Aethelstan walked away down the road, and the dragon went back to staring at the water.
The next day, Aethelstan returned. He was hoping that the dragon had gone, so that he wouldn’t have to explain to it again how they’d already met. But he saw that the dragon was, in fact, still there – its blue scales gleaming in the sunlight, and its tail swishing from side to side as it looked down into the rushing water of the river.
‘Hello, Great Dragon. It’s me, Aethelstan … again.’
The dragon turned to look at him and blinked.
‘… It’s me … Aethelstan … do you remember? From yesterday … and the day before.’
‘Have we met?’
‘Oh my god! Yes, we have met! Three times! Twice yesterday and once the day before!’
‘Oh I didn’t meet anyone yesterday. Or the day before.’
‘Oh my god! Yes you did! You met me! Do you remember?!’
‘Well I’m pretty sure I didn’t.’ the dragon said indignantly. ‘I haven’t met anyone since I came here.’
‘THIS IS A VERY BUSY ROAD! I’VE PASSED ABOUT TWENTY PEOPLE ON IT IN THE LAST HOUR! HOW HAVE YOU NOT MET ANY OF THEM?!’
‘Such a quiet part of the country – untouched by human hands.’
‘You are sitting on a bridge that humans built!’
‘Oh gosh – I’m in your way, aren’t I?’
‘Yes! Yes you are!’
The dragon coiled its tail around itself again, and Aethelstan crossed the bridge.
‘Oh I’ve just had a thought!’
‘Let me guess …’
‘Next time you come to the bridge, if I’m still on it, tell me your name. I’ll remember you and let you cross.’
‘What a great idea.’
The dragon looked at him expectantly. ‘… What’s your name then?’
‘AETHELSTAN! IT’S AETHELSTAN!’
‘Got it. “Uhtric”.’
‘“Uhtric”. That’s your name.’
‘NO IT ISN’T!!!’
‘Gosh, where’s Uhtric then? He normally comes by here twice a day!’
‘So you have met other people then.’
‘Oh hello! Who are you?’
‘Oh my god.’
‘Do you want to cross the bridge?’
‘I just did!’
‘No you didn’t.’
Aethelstan just walked away.
‘Well it was nice meeting you, whoever you are!’ the dragon called out.
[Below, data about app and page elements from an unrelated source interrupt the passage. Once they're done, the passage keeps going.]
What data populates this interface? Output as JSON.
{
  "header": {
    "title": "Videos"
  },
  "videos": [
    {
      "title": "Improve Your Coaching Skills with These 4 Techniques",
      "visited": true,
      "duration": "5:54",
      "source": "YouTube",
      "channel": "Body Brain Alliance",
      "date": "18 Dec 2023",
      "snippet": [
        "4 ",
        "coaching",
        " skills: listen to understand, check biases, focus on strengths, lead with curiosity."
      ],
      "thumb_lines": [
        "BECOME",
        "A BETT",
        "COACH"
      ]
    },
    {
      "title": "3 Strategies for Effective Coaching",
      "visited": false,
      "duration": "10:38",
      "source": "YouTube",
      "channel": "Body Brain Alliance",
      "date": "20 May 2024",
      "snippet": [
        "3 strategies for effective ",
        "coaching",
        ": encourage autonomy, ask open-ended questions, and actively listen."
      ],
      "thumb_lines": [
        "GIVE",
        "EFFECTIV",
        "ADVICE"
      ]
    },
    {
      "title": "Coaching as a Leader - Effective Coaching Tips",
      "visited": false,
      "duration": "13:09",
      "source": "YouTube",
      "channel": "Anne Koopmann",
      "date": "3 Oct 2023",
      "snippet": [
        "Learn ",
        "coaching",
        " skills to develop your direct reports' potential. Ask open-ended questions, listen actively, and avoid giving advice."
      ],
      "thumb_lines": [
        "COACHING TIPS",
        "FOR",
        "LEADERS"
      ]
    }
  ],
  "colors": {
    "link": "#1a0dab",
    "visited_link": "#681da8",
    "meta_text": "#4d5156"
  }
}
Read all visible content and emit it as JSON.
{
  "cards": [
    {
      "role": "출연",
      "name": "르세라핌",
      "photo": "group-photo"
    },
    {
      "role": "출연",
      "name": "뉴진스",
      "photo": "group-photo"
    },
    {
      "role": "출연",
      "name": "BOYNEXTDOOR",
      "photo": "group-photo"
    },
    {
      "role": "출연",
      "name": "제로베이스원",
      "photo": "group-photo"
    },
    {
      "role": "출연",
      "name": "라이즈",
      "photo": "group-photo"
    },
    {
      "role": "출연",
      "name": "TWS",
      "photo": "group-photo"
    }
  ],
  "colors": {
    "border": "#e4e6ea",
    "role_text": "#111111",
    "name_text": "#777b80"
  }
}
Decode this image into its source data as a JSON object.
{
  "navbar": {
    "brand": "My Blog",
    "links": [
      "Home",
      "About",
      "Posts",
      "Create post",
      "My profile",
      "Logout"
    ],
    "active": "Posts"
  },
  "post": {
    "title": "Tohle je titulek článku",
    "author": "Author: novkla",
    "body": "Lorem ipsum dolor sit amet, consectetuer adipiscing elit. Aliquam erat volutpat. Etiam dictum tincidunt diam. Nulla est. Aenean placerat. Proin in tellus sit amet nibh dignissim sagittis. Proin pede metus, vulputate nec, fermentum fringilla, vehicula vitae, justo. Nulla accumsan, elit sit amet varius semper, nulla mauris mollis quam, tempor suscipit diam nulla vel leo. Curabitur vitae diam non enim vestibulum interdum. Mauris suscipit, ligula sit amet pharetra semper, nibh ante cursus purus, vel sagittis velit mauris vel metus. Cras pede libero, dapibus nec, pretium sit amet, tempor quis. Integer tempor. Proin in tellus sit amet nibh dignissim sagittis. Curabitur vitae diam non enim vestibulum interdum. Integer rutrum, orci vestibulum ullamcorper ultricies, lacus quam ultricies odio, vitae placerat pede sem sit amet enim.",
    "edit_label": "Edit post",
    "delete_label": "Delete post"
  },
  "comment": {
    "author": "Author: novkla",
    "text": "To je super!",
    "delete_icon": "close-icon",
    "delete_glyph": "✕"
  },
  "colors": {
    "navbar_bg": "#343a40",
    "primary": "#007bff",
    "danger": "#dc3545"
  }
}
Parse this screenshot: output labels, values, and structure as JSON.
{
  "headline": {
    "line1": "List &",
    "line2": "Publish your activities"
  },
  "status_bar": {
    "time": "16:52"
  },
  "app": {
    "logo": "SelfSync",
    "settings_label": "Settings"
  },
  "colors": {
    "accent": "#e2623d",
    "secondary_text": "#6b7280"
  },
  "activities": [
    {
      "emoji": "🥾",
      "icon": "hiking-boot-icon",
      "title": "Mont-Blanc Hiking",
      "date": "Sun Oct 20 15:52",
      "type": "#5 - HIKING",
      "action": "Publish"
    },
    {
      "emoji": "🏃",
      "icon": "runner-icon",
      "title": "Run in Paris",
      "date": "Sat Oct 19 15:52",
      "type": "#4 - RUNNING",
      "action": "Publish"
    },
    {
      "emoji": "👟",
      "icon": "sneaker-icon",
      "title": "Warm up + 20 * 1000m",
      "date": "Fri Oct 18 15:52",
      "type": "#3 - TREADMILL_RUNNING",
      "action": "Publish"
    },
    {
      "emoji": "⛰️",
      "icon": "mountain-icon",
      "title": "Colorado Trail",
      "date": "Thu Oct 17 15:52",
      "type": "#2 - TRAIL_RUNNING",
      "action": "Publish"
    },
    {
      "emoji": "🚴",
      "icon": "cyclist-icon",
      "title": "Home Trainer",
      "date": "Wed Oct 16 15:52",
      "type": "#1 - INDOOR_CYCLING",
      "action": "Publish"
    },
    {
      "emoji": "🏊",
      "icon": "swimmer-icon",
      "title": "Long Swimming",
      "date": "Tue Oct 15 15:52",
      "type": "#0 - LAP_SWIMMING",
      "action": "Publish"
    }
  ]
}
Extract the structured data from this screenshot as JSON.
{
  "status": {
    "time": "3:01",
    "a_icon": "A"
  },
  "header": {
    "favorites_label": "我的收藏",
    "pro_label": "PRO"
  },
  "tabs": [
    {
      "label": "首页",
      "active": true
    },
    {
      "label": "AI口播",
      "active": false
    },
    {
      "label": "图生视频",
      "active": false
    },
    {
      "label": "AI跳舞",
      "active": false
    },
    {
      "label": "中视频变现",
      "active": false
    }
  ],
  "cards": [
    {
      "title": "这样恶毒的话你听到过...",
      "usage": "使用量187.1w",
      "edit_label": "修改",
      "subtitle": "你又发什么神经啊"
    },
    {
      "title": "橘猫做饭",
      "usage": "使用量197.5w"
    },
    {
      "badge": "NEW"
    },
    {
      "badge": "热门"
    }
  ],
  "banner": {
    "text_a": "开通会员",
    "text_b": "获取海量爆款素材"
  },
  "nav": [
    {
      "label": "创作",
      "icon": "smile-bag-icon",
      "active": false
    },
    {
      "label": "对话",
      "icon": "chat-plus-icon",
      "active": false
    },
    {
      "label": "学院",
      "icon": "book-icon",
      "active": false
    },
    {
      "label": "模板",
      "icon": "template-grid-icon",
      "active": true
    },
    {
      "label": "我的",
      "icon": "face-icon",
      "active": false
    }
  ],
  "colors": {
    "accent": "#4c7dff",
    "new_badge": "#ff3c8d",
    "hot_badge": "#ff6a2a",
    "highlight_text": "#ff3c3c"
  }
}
The dragon remained on the bridge for many weeks. He never remembered who Aethelstan was. Aethelstan became more and more frustrated. Eventually the dragon left of his own volition.
And so this is how dragons can be annoying. It’s altogether a different kind of annoying to the way that trolls are annoying.
An original story by Benjamin T. Milnes
Copyright © Benjamin T. Milnes